- INSTRUCTIONS TO FOLLOW:
Scan the entries below for lines holding "start". Give the number of such lines alone.

Records excerpted from a collection:
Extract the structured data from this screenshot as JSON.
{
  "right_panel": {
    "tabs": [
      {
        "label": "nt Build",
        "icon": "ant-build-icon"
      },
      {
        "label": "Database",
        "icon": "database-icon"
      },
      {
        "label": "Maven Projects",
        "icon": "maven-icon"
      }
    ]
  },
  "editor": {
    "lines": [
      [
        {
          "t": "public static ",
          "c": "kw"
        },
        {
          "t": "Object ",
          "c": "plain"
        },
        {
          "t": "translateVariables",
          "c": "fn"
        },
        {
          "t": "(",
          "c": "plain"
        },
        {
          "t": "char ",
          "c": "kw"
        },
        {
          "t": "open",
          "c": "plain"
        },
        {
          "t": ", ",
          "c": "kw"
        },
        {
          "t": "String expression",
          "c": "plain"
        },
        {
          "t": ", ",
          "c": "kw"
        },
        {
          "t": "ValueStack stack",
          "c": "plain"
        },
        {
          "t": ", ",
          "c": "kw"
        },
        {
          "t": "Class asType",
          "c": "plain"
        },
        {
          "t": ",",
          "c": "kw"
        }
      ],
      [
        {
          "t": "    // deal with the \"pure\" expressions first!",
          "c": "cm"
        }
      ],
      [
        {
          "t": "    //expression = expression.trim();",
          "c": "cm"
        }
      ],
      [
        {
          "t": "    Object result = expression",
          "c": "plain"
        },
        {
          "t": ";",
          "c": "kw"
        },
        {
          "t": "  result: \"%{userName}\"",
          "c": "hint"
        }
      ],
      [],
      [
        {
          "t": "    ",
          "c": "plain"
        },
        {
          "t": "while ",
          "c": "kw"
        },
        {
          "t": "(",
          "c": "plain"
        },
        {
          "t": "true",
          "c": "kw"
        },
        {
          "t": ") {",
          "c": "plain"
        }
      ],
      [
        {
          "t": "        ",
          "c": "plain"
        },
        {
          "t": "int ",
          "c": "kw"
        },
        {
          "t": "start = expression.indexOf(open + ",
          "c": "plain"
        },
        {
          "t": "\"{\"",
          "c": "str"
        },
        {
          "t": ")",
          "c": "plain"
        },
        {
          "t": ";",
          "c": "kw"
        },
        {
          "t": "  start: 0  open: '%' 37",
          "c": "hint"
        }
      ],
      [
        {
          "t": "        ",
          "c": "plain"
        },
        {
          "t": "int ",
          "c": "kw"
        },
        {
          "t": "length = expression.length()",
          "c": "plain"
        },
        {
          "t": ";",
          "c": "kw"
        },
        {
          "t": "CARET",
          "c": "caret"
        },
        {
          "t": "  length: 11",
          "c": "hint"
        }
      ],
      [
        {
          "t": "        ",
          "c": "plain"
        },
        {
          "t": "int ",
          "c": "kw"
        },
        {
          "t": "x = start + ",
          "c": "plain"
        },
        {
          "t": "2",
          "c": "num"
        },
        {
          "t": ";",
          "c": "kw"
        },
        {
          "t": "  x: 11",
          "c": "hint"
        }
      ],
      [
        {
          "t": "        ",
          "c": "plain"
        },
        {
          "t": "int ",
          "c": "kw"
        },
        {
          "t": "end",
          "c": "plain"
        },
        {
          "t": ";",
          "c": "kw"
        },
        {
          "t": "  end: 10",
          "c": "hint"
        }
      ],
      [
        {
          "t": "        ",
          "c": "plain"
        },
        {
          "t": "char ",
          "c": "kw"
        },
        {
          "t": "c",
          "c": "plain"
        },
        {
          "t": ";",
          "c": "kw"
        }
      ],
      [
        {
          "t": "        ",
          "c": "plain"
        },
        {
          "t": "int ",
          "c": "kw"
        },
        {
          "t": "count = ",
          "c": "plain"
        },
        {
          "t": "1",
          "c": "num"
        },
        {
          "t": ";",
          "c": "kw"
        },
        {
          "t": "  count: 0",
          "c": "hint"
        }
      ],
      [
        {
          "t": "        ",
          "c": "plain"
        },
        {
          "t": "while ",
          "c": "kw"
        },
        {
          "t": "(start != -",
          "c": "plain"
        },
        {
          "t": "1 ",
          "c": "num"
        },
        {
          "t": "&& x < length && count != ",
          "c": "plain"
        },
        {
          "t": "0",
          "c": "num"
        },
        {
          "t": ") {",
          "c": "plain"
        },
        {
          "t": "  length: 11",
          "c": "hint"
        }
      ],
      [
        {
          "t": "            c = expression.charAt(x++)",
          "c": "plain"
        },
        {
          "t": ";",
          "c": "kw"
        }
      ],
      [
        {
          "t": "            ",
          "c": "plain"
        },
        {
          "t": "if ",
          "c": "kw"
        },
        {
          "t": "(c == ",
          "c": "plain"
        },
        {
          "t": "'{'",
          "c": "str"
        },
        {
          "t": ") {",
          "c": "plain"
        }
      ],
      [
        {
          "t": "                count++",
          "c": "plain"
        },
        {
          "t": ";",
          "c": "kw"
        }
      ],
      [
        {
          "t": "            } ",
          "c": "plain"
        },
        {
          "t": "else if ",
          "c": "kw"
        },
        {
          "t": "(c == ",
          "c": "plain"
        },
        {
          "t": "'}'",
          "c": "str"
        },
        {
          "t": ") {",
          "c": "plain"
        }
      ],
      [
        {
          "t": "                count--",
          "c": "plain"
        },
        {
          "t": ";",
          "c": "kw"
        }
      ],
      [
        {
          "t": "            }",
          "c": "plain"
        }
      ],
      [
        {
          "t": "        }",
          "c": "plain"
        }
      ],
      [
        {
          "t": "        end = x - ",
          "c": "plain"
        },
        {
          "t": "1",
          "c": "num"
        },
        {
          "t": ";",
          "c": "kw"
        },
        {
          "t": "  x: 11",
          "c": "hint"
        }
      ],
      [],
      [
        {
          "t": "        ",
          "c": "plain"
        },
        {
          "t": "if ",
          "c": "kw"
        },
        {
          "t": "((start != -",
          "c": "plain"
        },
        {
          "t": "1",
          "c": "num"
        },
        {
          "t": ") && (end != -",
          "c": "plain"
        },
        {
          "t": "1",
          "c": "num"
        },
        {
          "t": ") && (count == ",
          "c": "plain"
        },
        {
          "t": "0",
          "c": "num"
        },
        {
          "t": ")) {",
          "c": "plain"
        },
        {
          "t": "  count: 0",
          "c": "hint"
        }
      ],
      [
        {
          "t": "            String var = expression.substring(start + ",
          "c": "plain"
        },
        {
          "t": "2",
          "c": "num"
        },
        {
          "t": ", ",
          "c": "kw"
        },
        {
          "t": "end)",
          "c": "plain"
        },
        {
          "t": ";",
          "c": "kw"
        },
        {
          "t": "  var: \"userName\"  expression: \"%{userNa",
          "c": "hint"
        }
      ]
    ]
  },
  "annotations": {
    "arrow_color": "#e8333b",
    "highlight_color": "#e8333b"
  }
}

- EXERCISE ANSWER:
6